▸ **ABOUT THIS TASK**
From the entries below, copy every line holding the word "title".

▸ **PROVIDED RECORDS**
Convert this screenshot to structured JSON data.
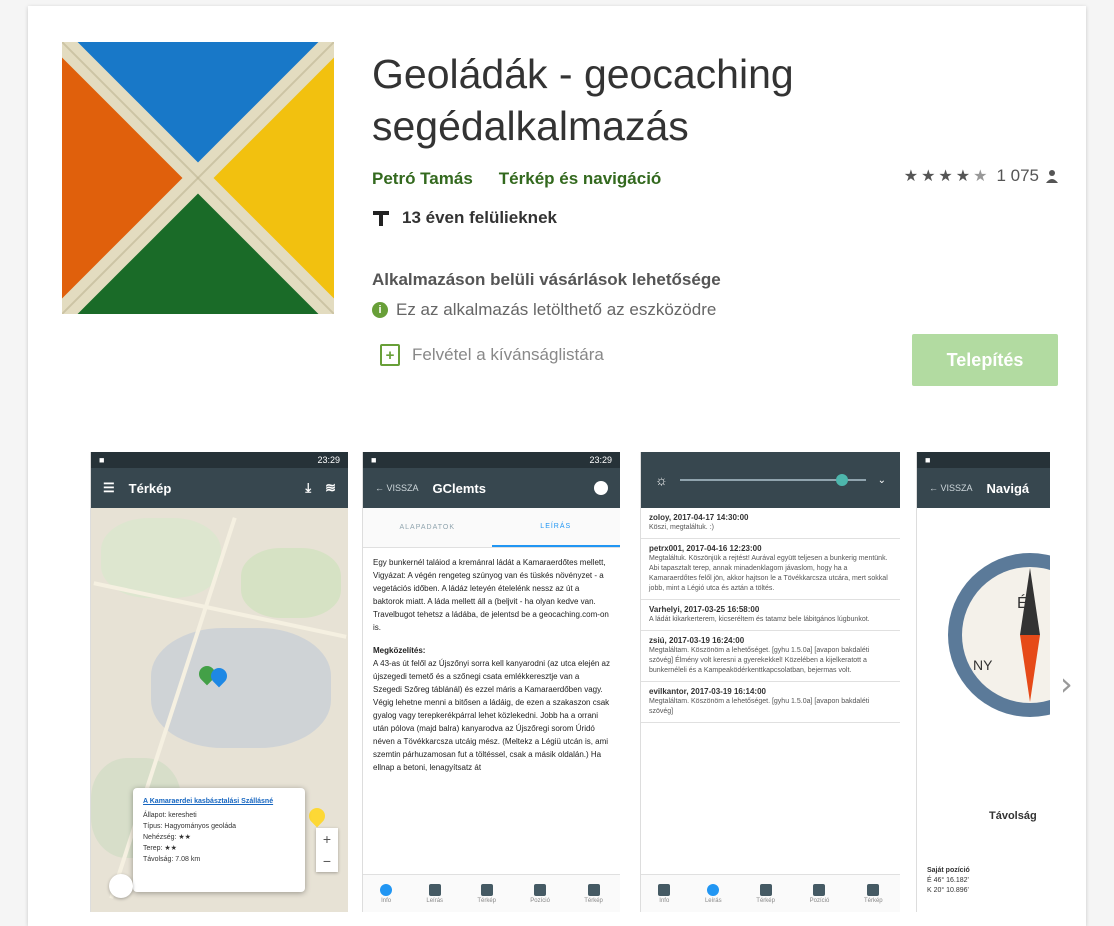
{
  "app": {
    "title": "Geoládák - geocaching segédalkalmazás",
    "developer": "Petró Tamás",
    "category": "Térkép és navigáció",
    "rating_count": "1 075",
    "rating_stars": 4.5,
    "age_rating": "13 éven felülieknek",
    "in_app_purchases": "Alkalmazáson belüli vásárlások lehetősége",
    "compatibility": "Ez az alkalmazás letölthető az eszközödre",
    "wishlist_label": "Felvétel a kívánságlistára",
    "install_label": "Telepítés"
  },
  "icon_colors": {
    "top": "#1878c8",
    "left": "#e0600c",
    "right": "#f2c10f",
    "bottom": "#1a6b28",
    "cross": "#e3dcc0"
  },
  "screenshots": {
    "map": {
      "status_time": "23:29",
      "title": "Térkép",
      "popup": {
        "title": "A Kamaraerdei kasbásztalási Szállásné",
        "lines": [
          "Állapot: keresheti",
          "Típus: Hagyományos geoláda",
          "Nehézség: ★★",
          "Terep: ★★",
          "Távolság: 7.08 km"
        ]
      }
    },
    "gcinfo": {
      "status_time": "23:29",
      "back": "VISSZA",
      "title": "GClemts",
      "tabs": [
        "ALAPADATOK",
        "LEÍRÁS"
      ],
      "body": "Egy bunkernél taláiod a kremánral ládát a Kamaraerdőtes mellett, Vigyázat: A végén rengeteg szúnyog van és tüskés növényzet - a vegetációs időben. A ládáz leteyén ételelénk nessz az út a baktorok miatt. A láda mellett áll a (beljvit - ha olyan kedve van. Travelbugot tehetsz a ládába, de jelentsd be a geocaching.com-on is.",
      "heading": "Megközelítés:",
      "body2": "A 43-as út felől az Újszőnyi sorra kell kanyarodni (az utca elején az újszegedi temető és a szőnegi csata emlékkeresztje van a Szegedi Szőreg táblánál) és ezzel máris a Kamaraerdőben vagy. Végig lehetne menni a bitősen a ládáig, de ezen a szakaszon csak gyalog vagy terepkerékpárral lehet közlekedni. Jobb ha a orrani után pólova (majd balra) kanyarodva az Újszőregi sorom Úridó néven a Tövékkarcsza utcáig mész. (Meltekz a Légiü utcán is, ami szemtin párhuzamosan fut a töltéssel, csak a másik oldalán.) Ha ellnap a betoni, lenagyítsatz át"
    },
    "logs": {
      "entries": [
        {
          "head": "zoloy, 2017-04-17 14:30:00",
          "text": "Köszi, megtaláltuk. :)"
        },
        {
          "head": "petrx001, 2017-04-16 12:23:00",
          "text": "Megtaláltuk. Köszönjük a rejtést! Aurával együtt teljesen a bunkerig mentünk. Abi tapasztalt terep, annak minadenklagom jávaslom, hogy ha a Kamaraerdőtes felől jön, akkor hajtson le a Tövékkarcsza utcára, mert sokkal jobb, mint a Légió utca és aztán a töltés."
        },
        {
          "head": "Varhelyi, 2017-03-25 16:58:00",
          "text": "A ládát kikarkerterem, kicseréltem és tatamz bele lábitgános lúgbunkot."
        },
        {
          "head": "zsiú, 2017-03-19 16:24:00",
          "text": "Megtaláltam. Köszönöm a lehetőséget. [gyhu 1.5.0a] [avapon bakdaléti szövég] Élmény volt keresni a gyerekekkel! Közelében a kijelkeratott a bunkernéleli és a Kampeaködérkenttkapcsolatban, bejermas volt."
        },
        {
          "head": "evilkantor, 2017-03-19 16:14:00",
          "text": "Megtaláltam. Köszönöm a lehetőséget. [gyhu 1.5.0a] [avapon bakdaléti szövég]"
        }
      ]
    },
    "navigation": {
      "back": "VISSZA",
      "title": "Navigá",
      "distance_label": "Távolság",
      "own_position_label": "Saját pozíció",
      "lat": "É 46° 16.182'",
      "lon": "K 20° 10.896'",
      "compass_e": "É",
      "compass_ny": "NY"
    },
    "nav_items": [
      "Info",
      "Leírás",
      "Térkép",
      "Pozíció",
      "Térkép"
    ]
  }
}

▸ **TASK RESULT**
    "title": "Geoládák - geocaching segédalkalmazás",
      "title": "Térkép",
        "title": "A Kamaraerdei kasbásztalási Szállásné",
      "title": "GClemts",
      "title": "Navigá",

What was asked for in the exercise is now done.